Students can make a sundial using a long stick. They can mark the hours on the first day, using smaller sticks or markers. Students can check the accuracy of their sundial for the next week or month. They will notice that it becomes less and less accurate due to the changing seasonal position of the sun. Discuss why sundials are not used widely today.

Science: Parts of a Plant
Wesley’s seeds took root, first as small seedlings, then shooting up past his knees, and then producing fruits. Discuss with your child the different parts of a seed and of a plant. A seed coat protects the inside embryo, which is the baby plant. There is storage of food inside the seed around the embryo. Some seeds have a very hard coat, and it helps to soak the seed before planting. Explain to your child how not all seeds will grow though. They need air, plenty of water, and the right temperature and amount of light to begin to grow, or germinate.

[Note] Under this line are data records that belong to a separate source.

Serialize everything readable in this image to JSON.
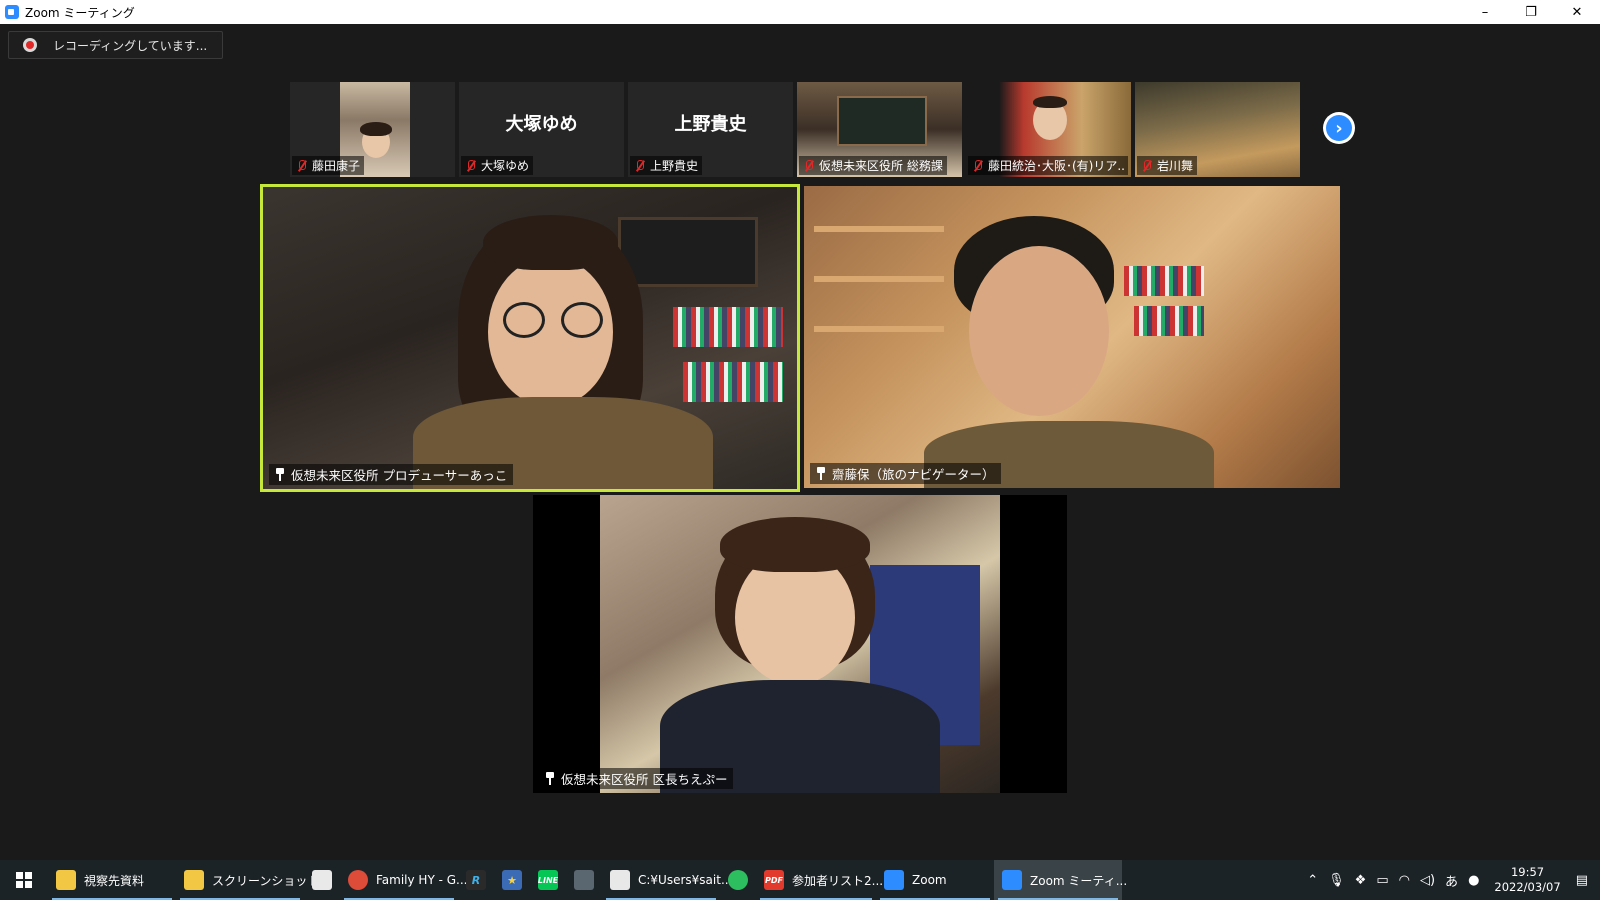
{
  "window": {
    "title": "Zoom ミーティング",
    "controls": {
      "minimize": "–",
      "restore": "❐",
      "close": "✕"
    }
  },
  "recording": {
    "label": "レコーディングしています..."
  },
  "thumbnails": [
    {
      "name": "藤田康子",
      "big_name": "",
      "muted": true,
      "has_video": true
    },
    {
      "name": "大塚ゆめ",
      "big_name": "大塚ゆめ",
      "muted": true,
      "has_video": false
    },
    {
      "name": "上野貴史",
      "big_name": "上野貴史",
      "muted": true,
      "has_video": false
    },
    {
      "name": "仮想未来区役所 総務課",
      "big_name": "",
      "muted": true,
      "has_video": true
    },
    {
      "name": "藤田統治･大阪･(有)リア...",
      "big_name": "",
      "muted": true,
      "has_video": true
    },
    {
      "name": "岩川舞",
      "big_name": "",
      "muted": true,
      "has_video": true
    }
  ],
  "next_button": {
    "glyph": "›"
  },
  "tiles": {
    "a": {
      "name": "仮想未来区役所 プロデューサーあっこ",
      "active_speaker": true
    },
    "b": {
      "name": "齋藤保（旅のナビゲーター）"
    },
    "c": {
      "name": "仮想未来区役所 区長ちえぷー"
    }
  },
  "taskbar": {
    "items": [
      {
        "label": "視察先資料",
        "icon": "folder-icon",
        "color": "#f2c744"
      },
      {
        "label": "スクリーンショット",
        "icon": "folder-icon",
        "color": "#f2c744"
      },
      {
        "label": "",
        "icon": "mail-icon",
        "color": "#e9e9e9"
      },
      {
        "label": "Family HY - G...",
        "icon": "chrome-icon",
        "color": "#dd4b39"
      },
      {
        "label": "",
        "icon": "r-app-icon",
        "color": "#2a2a2a"
      },
      {
        "label": "",
        "icon": "star-app-icon",
        "color": "#3b6bb5"
      },
      {
        "label": "",
        "icon": "line-icon",
        "color": "#06c755"
      },
      {
        "label": "",
        "icon": "calculator-icon",
        "color": "#5a6670"
      },
      {
        "label": "C:¥Users¥sait...",
        "icon": "notepad-icon",
        "color": "#e8e8e8"
      },
      {
        "label": "",
        "icon": "evernote-icon",
        "color": "#2dbe60"
      },
      {
        "label": "参加者リスト2...",
        "icon": "pdf-icon",
        "color": "#e23b2e"
      },
      {
        "label": "Zoom",
        "icon": "zoom-icon",
        "color": "#2D8CFF"
      },
      {
        "label": "Zoom ミーティ...",
        "icon": "zoom-meeting-icon",
        "color": "#2D8CFF"
      }
    ],
    "tray": {
      "ime": "あ",
      "time": "19:57",
      "date": "2022/03/07"
    }
  }
}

After a seed germinates, the plant begins to grow. Most flowering plants have four main parts: roots, stems, leaves and flowers. The roots grow underground and hold a plant in place and take in water and nutrients from the soil for the plant to grow. The shoot or stem grows up from the top of the seed, and holds up the leaves and flowers of a plant. It also carries the water and nutrients from the roots to the rest of the plant. The leaves grow from the shoot and make food for the plant using a process called photosynthesis. It takes chlorophyll (which is the green in the leaves), sunlight, water and a gas called carbon dioxide to make glucose (a kind of sugar). This glucose is stored in the stems or roots of the plants. The leaves also give off oxygen, which is in the air we breathe. Buds then develop, and flowers form from the buds. From some flowers, fruit is produced. The flowers contain the parts to make seeds, and then the process starts all over again. Flowers have four parts: The petals, which are the lovely blossom, we see easiest and it attracts bees, insects and birds to help with pollination. The pistils are the female reproductive part, which stores the egg cells. The stamens are the male reproductive part and they produce the pollen. Plants need to be pollinated to produce seeds and fruit. The fourth part is the sepals, which are small green leaf-like petals that surround the flower to protect a young flower.

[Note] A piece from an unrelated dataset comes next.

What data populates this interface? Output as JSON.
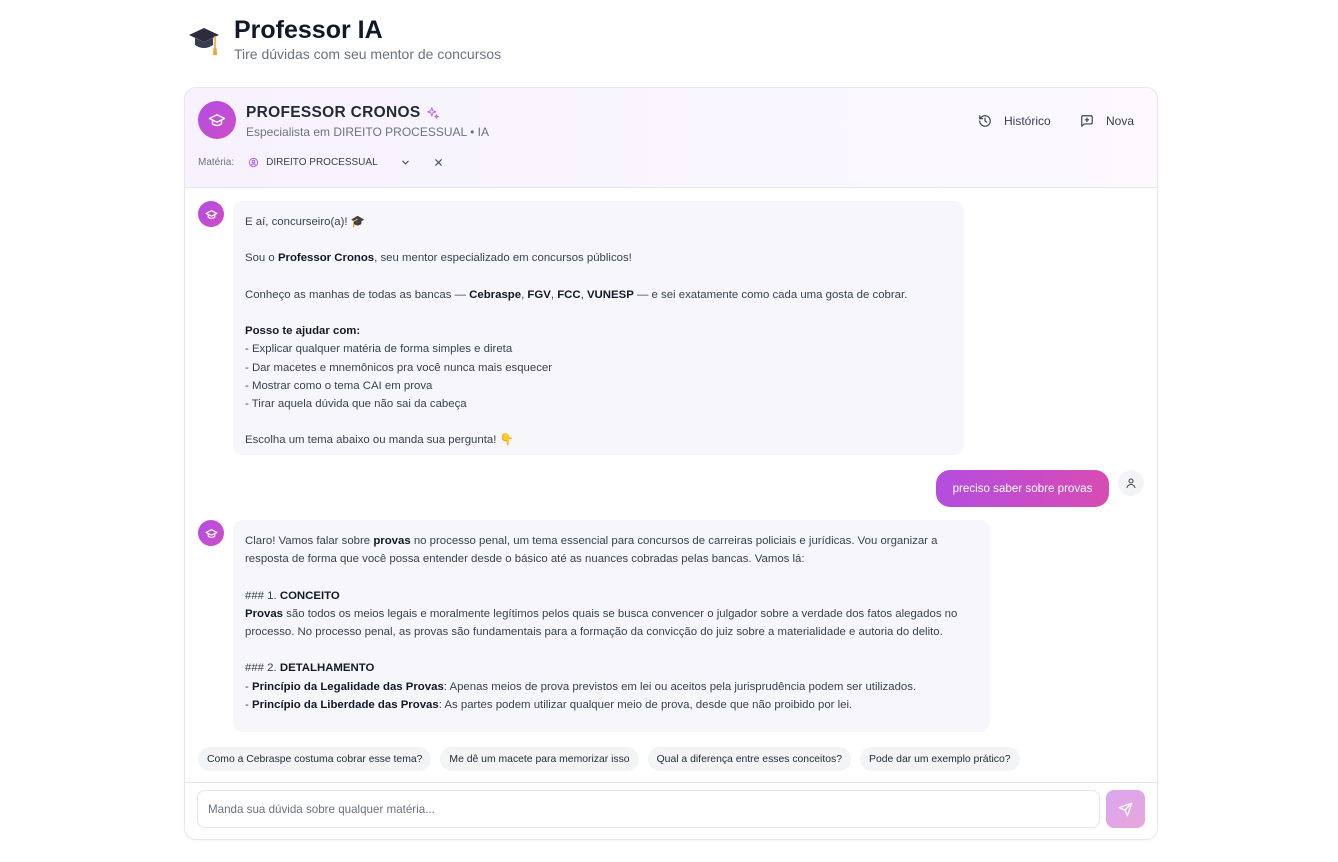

You can grab a copy of the entire Weslandia unit study in an easy-to-print file at the end of this post.

How to Get Started with the Weslandia Activities and Lessons

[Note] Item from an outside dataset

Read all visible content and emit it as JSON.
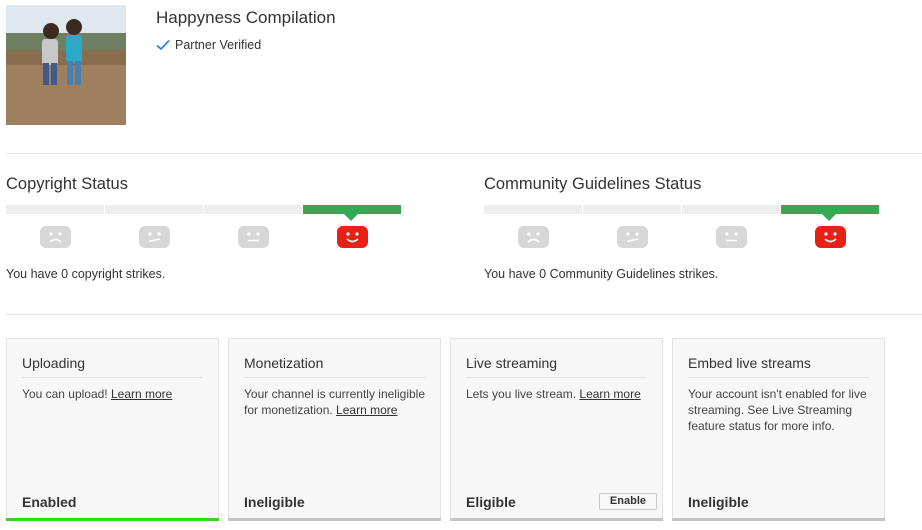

Follow these simple instructions to get started with the Weslandia unit study:

  1. Buy a copy of the book, Weslandia, or grab one from your local library.
  2. Print the Weslandia unit study.
  3. Choose the lessons you want to use with your student (a highlighter works great for this).
  4. Enjoy a week of literature-based learning with your student.

Download Your Free Weslandia Unit Study

Simply click on the image below to grab the free Weslandia unit study.

Weslandia Unit Study

More Literature Based Unit Studies

If your student enjoyed these book activities, try these other literature based unit studies.

Stuart Little Unit Study
The Boy Who Loved Words Unit Study